Director Silas Howard has been tapped to helm 'Moonshadow', a horror film about LGBTQ conversation therapy for indie studio Gunpowder & Sky. The screenplay is by Ernesto Foronda and Daniel Foerster.
Silas Howard is a trans director whose credits include Sundance film A Kid Like Jake and episodes of This Is Us, Transparent and Pose (where he also serves as co-executive producer). Foerster, who is trans as well, based the script on personal experiences with LGBTQ conversation therapy.
The film will follow a trans teen forced to go to a conversion camp, where he soon finds his fellow residents are certainly being converted—but into something inhuman.
Digital production company YOMYOMF (You Offend Me You Offend My Family) will partner with Nonetheless Productions to produce the project.
This year has seen a couple releases on conversion therapy already, bringing attention to the practice at a pivotal time in recent history. The Miseducation of Cameron Post was a Sundance Grand Jury winner, and Joel Edgerton’s Boy Erased opened this month. Moonshadow will explore the issue through a genre lens, which perhaps will help give it a slightly wider audience reach.
One thing the entertainment industry often fails to get right is representation, but in this case, the trans perspective has clearly been front and center from the beginning.
Howard comes from a background in California punk rock and small indie films, his first being LGBTQ comedy By Hook or By Crook, which premiered at Sundance in 2001. He entered the field of filmmaking with no experience and has said he considers himself more a storyteller than filmmaker. Film just happened to be the right outlet for his creativity.
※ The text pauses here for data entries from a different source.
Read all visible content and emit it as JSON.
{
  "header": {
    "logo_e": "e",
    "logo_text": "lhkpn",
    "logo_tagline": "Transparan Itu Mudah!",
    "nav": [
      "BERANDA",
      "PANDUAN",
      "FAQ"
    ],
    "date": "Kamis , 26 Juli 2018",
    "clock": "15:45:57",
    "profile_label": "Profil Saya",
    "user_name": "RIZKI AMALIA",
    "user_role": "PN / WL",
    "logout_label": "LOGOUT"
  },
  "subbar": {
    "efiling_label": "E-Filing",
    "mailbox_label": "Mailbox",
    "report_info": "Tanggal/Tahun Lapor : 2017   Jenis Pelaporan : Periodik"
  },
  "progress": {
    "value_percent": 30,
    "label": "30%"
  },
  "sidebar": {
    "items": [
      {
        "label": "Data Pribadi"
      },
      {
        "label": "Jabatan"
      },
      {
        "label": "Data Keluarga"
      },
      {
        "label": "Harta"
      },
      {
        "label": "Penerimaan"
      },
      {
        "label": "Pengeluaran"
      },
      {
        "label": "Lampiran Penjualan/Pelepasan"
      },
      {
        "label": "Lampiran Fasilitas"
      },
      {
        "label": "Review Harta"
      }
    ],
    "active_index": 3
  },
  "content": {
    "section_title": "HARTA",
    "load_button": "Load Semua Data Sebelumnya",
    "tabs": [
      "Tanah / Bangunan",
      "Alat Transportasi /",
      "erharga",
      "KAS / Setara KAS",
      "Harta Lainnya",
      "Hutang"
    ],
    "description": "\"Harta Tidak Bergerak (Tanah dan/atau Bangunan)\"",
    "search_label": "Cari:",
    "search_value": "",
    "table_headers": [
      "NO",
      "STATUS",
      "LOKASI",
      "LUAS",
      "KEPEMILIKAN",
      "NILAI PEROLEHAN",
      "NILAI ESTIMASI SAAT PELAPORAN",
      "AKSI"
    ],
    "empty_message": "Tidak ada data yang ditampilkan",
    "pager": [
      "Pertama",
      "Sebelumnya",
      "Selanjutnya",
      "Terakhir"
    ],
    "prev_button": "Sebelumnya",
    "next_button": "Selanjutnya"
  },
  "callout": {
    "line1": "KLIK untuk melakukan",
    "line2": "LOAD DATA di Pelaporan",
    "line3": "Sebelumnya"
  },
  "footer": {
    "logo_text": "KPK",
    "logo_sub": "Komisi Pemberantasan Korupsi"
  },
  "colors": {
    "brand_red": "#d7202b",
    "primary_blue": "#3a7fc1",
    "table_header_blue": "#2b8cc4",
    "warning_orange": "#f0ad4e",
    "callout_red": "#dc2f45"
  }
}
Aspiring directors and writers should take note that Howard’s rise has not been entirely conventional, and what matters is a desire to tell personal, impactful stories from a unique perspective, especially in today’s charged political climate. Know that your background makes you valuable, and audiences have become more willing to embrace storytellers outside the straight white male viewpoint. Play in those genre spaces, and figure out fresh ways to tell your stories. There will be an audience out there for you!